* **Provided entries**
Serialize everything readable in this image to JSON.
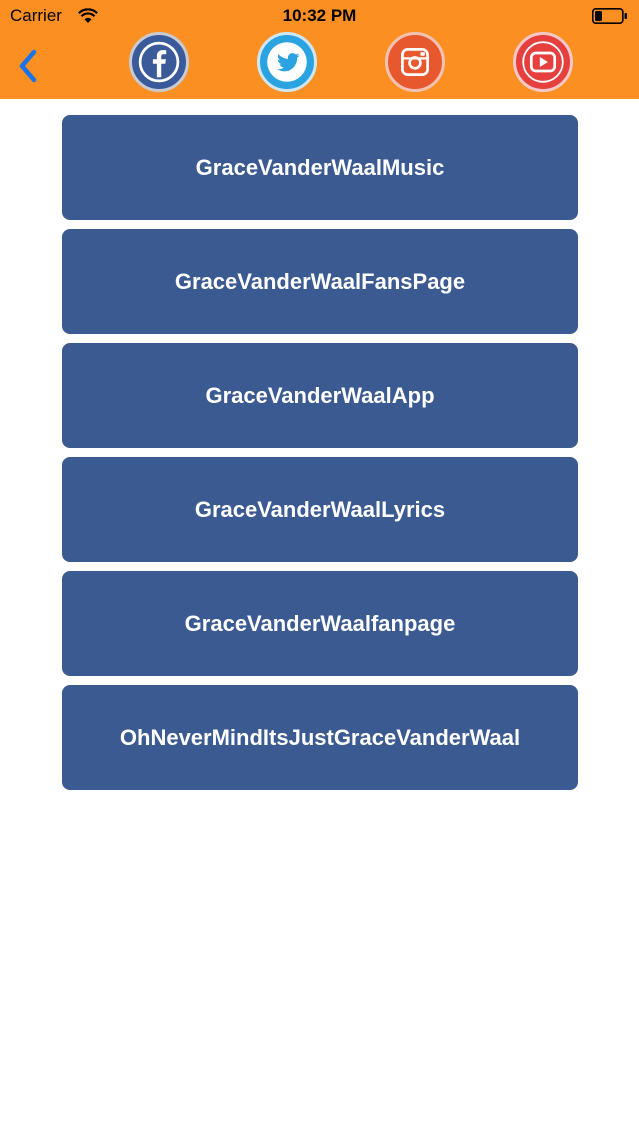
{
  "status_bar": {
    "carrier": "Carrier",
    "time": "10:32 PM"
  },
  "nav": {
    "back_icon": "chevron-left-icon",
    "social": [
      {
        "name": "facebook",
        "icon": "facebook-icon",
        "color": "#3b5a9a"
      },
      {
        "name": "twitter",
        "icon": "twitter-icon",
        "color": "#2aa3e0"
      },
      {
        "name": "instagram",
        "icon": "instagram-icon",
        "color": "#e8582f"
      },
      {
        "name": "youtube",
        "icon": "youtube-icon",
        "color": "#e5403e"
      }
    ],
    "bar_color": "#fc8f22"
  },
  "links": [
    "GraceVanderWaalMusic",
    "GraceVanderWaalFansPage",
    "GraceVanderWaalApp",
    "GraceVanderWaalLyrics",
    "GraceVanderWaalfanpage",
    "OhNeverMindItsJustGraceVanderWaal"
  ],
  "colors": {
    "button": "#3b5a91",
    "accent": "#1a73e8"
  }
}
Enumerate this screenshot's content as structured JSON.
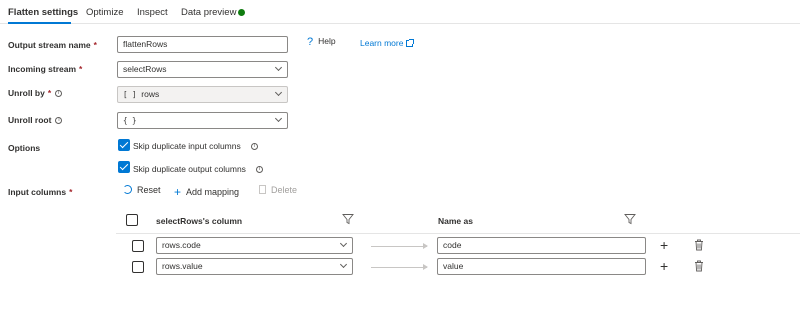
{
  "tabs": [
    {
      "label": "Flatten settings"
    },
    {
      "label": "Optimize"
    },
    {
      "label": "Inspect"
    },
    {
      "label": "Data preview"
    }
  ],
  "form": {
    "output_stream_name": {
      "label": "Output stream name",
      "required": "*",
      "value": "flattenRows"
    },
    "incoming_stream": {
      "label": "Incoming stream",
      "required": "*",
      "value": "selectRows"
    },
    "unroll_by": {
      "label": "Unroll by",
      "required": "*",
      "value_icon": "[ ]",
      "value": "rows"
    },
    "unroll_root": {
      "label": "Unroll root",
      "value_icon": "{ }"
    },
    "options": {
      "label": "Options",
      "skip_input": {
        "label": "Skip duplicate input columns",
        "checked": true
      },
      "skip_output": {
        "label": "Skip duplicate output columns",
        "checked": true
      }
    },
    "input_columns": {
      "label": "Input columns",
      "required": "*"
    }
  },
  "help": {
    "label": "Help",
    "learn_more": "Learn more"
  },
  "toolbar": {
    "reset": "Reset",
    "add_mapping": "Add mapping",
    "delete": "Delete"
  },
  "mapping_table": {
    "headers": {
      "column": "selectRows's column",
      "name_as": "Name as"
    },
    "rows": [
      {
        "column": "rows.code",
        "name_as": "code"
      },
      {
        "column": "rows.value",
        "name_as": "value"
      }
    ]
  },
  "colors": {
    "accent": "#0078d4",
    "status_ok": "#107c10"
  },
  "icons": [
    "help-icon",
    "external-link-icon",
    "info-icon",
    "reset-icon",
    "plus-icon",
    "trash-icon",
    "filter-icon",
    "chevron-down-icon"
  ]
}
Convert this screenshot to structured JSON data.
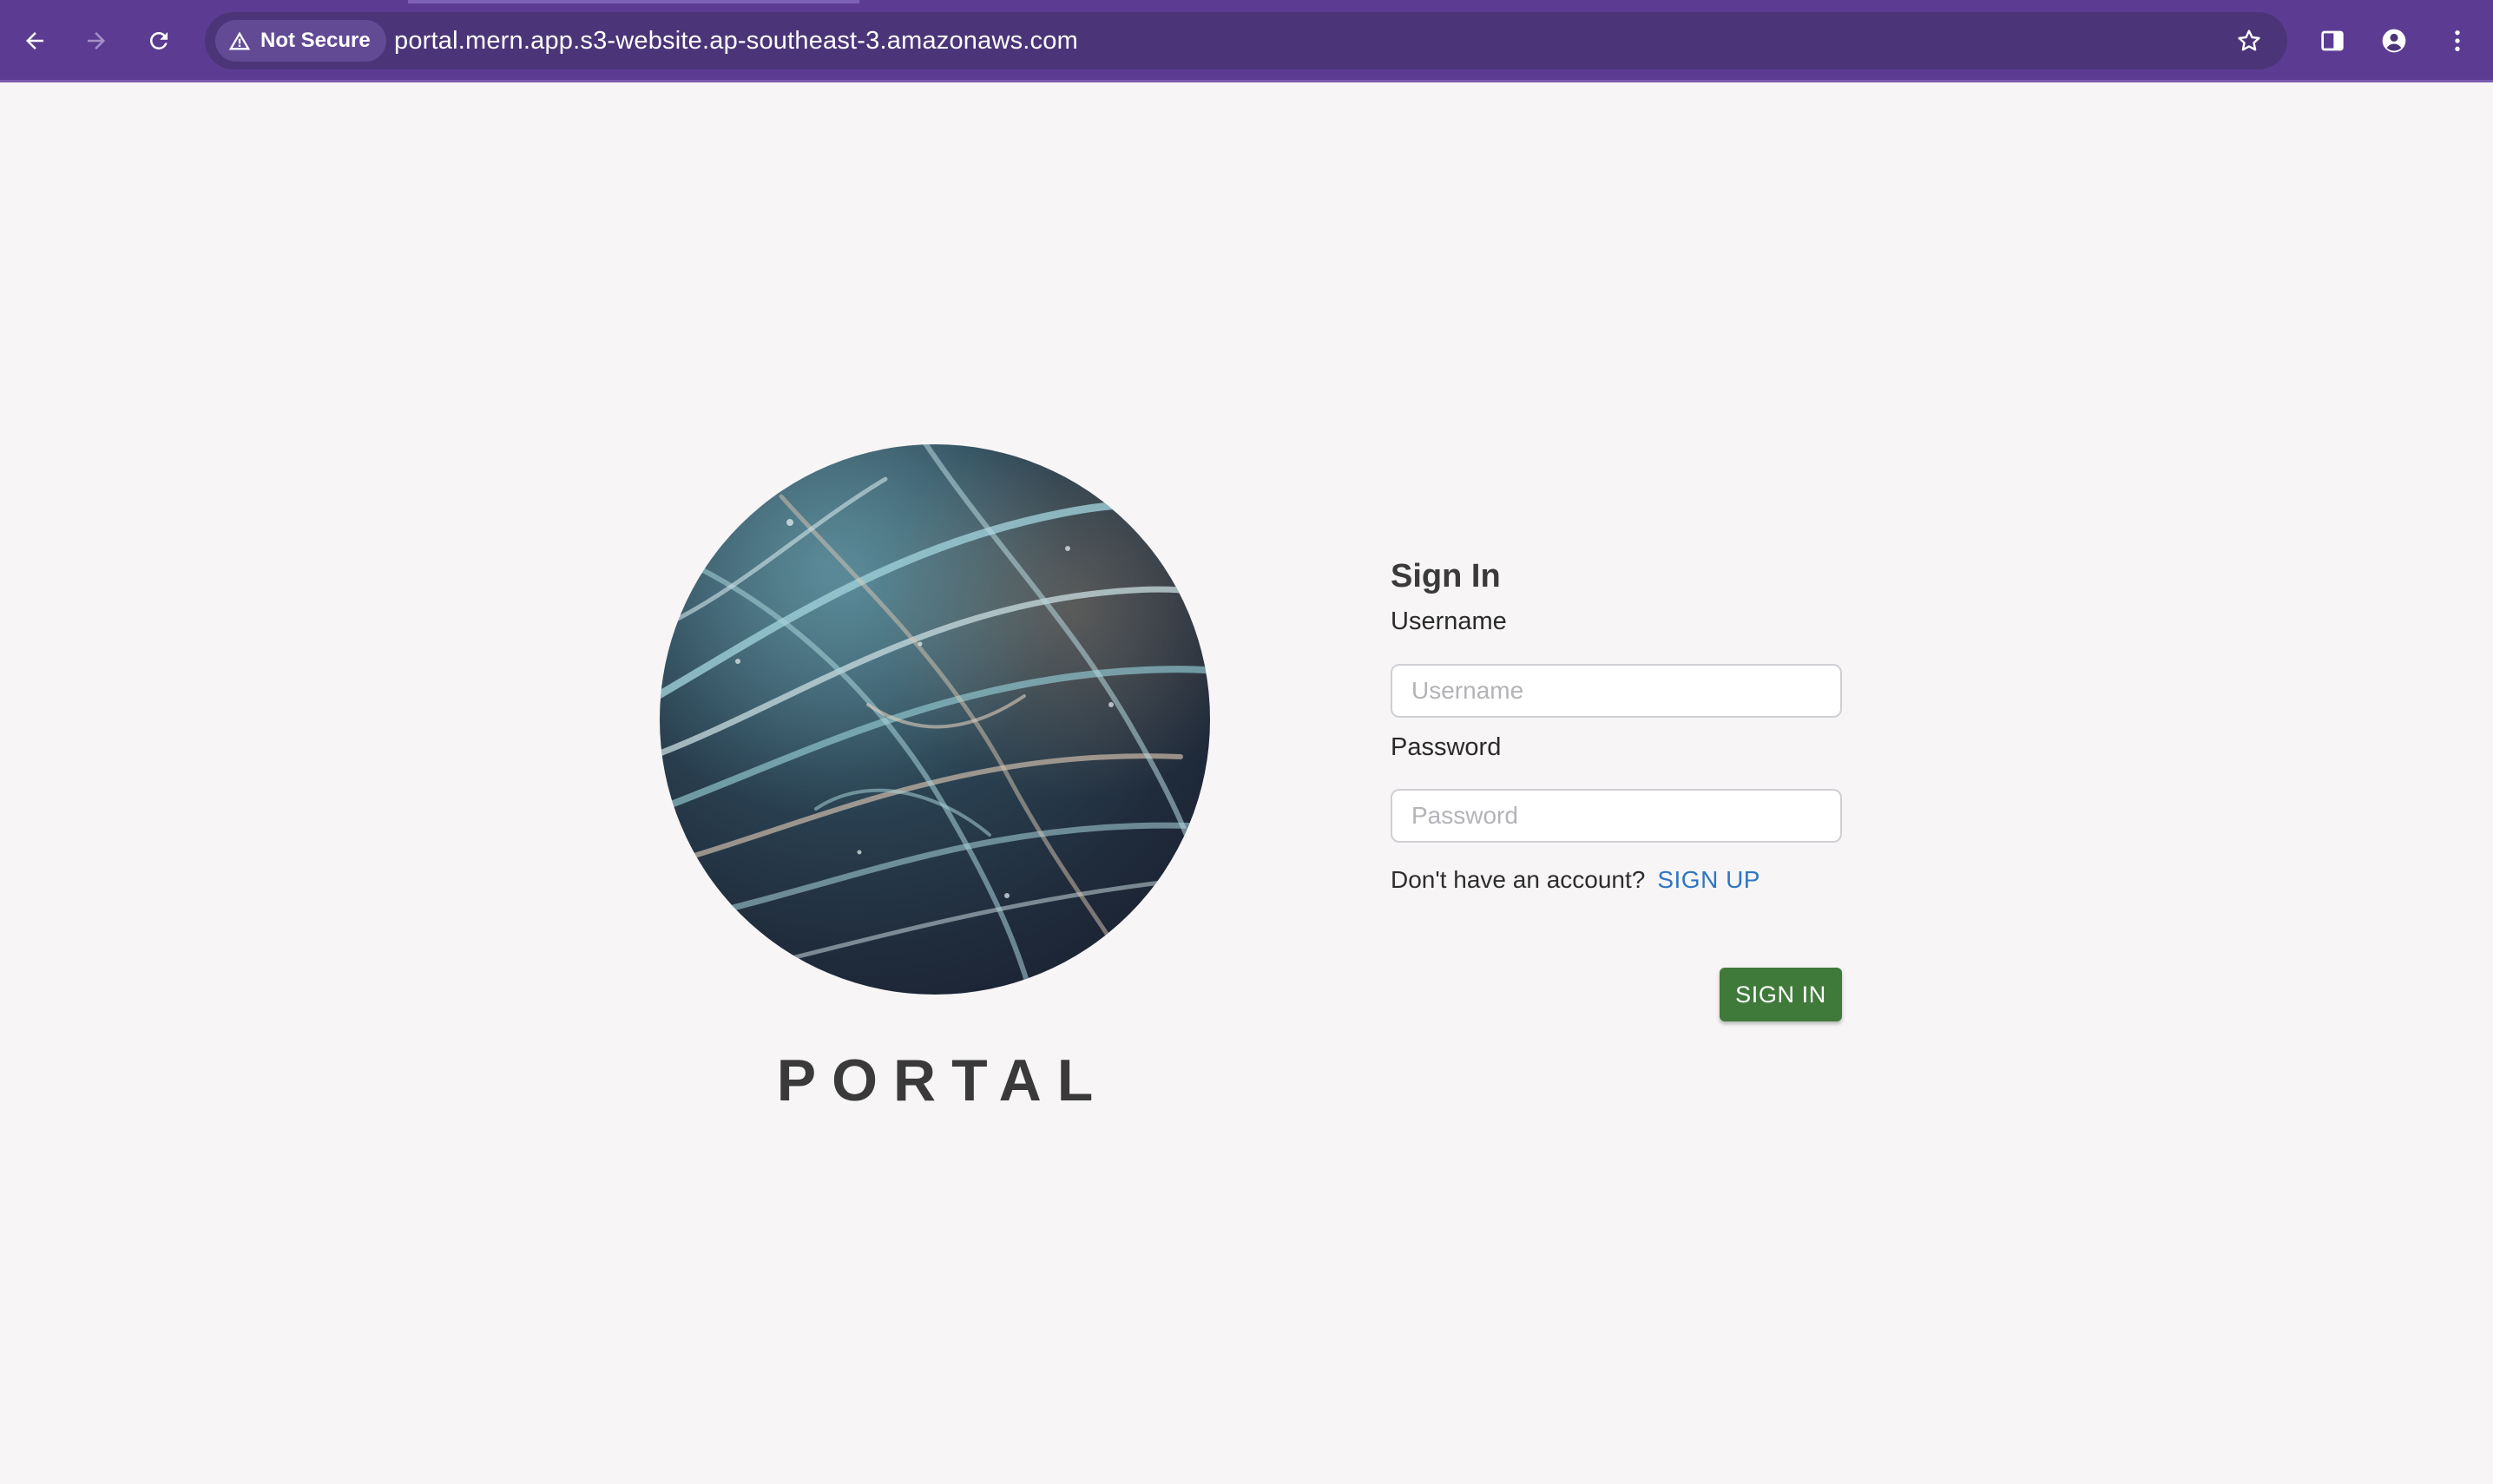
{
  "browser": {
    "security_label": "Not Secure",
    "url": "portal.mern.app.s3-website.ap-southeast-3.amazonaws.com",
    "toolbar_color": "#5c3c92",
    "omnibox_color": "#4b3578"
  },
  "brand": {
    "name": "PORTAL"
  },
  "signin_form": {
    "heading": "Sign In",
    "username_label": "Username",
    "username_placeholder": "Username",
    "password_label": "Password",
    "password_placeholder": "Password",
    "signup_prompt": "Don't have an account?",
    "signup_link": "SIGN UP",
    "submit_label": "SIGN IN",
    "submit_color": "#3f7a3b",
    "link_color": "#2f76c0"
  }
}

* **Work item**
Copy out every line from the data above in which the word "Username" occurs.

* **Your response**
    "username_label": "Username",
    "username_placeholder": "Username",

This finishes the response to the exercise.